He wondered how long it would be until he could hold her close, without her stiffening in fear, without that glitter of incipient panic in her eyes. How long, if ever?

The grumbling sea tried to shoulder its way out of the deeps and claim the continent, while the wind-coaxed beach spread sandy fingers across the promenade, stealing the pavement.

Three gulls clung to angled perches along the stair railing, sentinels on a sea watch, trying to decide whether to abandon the blustery shore for more-sheltered roosts inland.

As Martie and Dusty climbed the steep stairs to the third-floor landing, the birds took flight, one at a time, each of them surfing eastward on tumbling waves of air. Though gulls are never taciturn, not one of these let out a cry as it departed.
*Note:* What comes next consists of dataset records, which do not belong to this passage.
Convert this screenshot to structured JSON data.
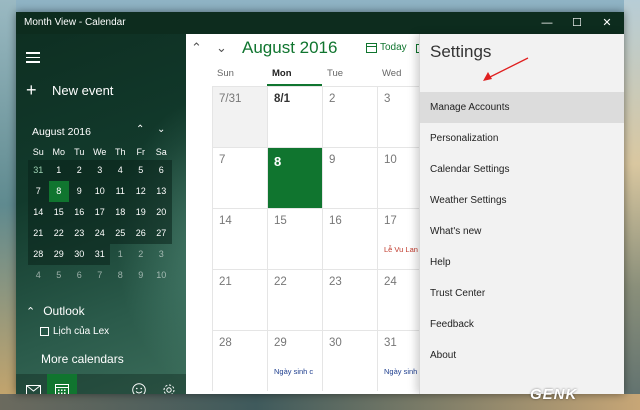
{
  "window": {
    "title": "Month View - Calendar",
    "controls": {
      "minimize": "—",
      "maximize": "☐",
      "close": "✕"
    }
  },
  "sidebar": {
    "new_event": "New event",
    "mini_calendar": {
      "month": "August 2016",
      "dow": [
        "Su",
        "Mo",
        "Tu",
        "We",
        "Th",
        "Fr",
        "Sa"
      ],
      "weeks": [
        [
          "31",
          "1",
          "2",
          "3",
          "4",
          "5",
          "6"
        ],
        [
          "7",
          "8",
          "9",
          "10",
          "11",
          "12",
          "13"
        ],
        [
          "14",
          "15",
          "16",
          "17",
          "18",
          "19",
          "20"
        ],
        [
          "21",
          "22",
          "23",
          "24",
          "25",
          "26",
          "27"
        ],
        [
          "28",
          "29",
          "30",
          "31",
          "1",
          "2",
          "3"
        ],
        [
          "4",
          "5",
          "6",
          "7",
          "8",
          "9",
          "10"
        ]
      ],
      "today": "8"
    },
    "outlook_label": "Outlook",
    "calendar_item": "Lịch của Lex",
    "more_calendars": "More calendars"
  },
  "main": {
    "month_title": "August 2016",
    "today_label": "Today",
    "dow": [
      "Sun",
      "Mon",
      "Tue",
      "Wed"
    ],
    "active_dow": "Mon",
    "weeks": [
      [
        {
          "n": "7/31",
          "prev": true
        },
        {
          "n": "8/1",
          "bold": true
        },
        {
          "n": "2"
        },
        {
          "n": "3"
        }
      ],
      [
        {
          "n": "7"
        },
        {
          "n": "8",
          "today": true
        },
        {
          "n": "9"
        },
        {
          "n": "10"
        }
      ],
      [
        {
          "n": "14"
        },
        {
          "n": "15"
        },
        {
          "n": "16"
        },
        {
          "n": "17",
          "event": "Lễ Vu Lan",
          "event_color": "red"
        }
      ],
      [
        {
          "n": "21"
        },
        {
          "n": "22"
        },
        {
          "n": "23"
        },
        {
          "n": "24"
        }
      ],
      [
        {
          "n": "28"
        },
        {
          "n": "29",
          "event": "Ngày sinh c",
          "event_color": "blue"
        },
        {
          "n": "30"
        },
        {
          "n": "31",
          "event": "Ngày sinh c",
          "event_color": "blue"
        }
      ]
    ]
  },
  "settings": {
    "title": "Settings",
    "items": [
      "Manage Accounts",
      "Personalization",
      "Calendar Settings",
      "Weather Settings",
      "What's new",
      "Help",
      "Trust Center",
      "Feedback",
      "About"
    ],
    "highlighted": "Manage Accounts"
  },
  "watermark": "GENK",
  "colors": {
    "accent": "#10752f",
    "titlebar": "#0d2c1e",
    "annotation": "#e02020"
  }
}
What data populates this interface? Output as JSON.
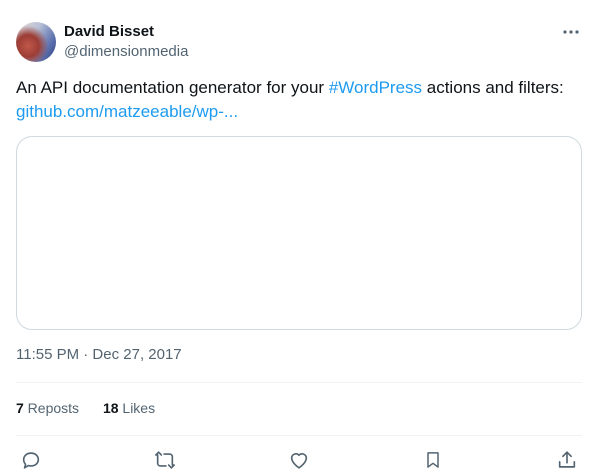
{
  "author": {
    "name": "David Bisset",
    "handle": "@dimensionmedia"
  },
  "tweet": {
    "text_before": "An API documentation generator for your ",
    "hashtag": "#WordPress",
    "text_middle": " actions and filters: ",
    "link": "github.com/matzeeable/wp-..."
  },
  "meta": {
    "timestamp": "11:55 PM · Dec 27, 2017"
  },
  "stats": {
    "reposts_count": "7",
    "reposts_label": " Reposts",
    "likes_count": "18",
    "likes_label": " Likes"
  },
  "icons": {
    "more": "more-horizontal-icon",
    "reply": "reply-icon",
    "repost": "repost-icon",
    "like": "heart-icon",
    "bookmark": "bookmark-icon",
    "share": "share-icon"
  },
  "colors": {
    "link": "#1d9bf0",
    "secondary_text": "#536471",
    "primary_text": "#0f1419",
    "border": "#cfd9de"
  }
}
Martie knocked on the door, waited, and knocked again, but Susan didn’t answer.

She used her key to unlock the two dead bolts. She opened the door and called Susan’s name, twice, but received no response.

They scrubbed their shoes on the coarse mat and went inside, closing the door behind them and calling her name again, louder.

Gloom filled the kitchen, but lights were on in the dining room.

“Susan?” Martie repeated, but again she went unanswered.

The apartment was full of conversation, but all the voices were those of the wind talking to itself. Chattering against the cedar-shingled roof. Hooting and jubilant in the eaves. Whistling at any chink and whispering at every window.

Darkness in the living room, all the shades down, drapes drawn. Darkness in the hall, too, but light spilling out of the bedroom, where the door stood wide. A hard fluorescent glow in the bath, the door only half open.

Hesitant, calling for Susan again, Martie went into the bedroom.

Hand on the bathroom door, even before he began to push it open, Dusty knew. The fragrance of rose water unsuccessfully masked an odor that vast trellises of roses could not have defeated.

She was not Susan anymore. Facial swelling from bacterial gas, greening of the skin, eyes goggling from the pressure in the skull, purge fluid draining from nostrils and mouth, that grotesque lolling of the tongue that makes each of us a dog in death: Thanks to the accelerant factor of the hot water in which she had died, she was already reduced by nature’s tiniest civilizations to the stuff of nightmares.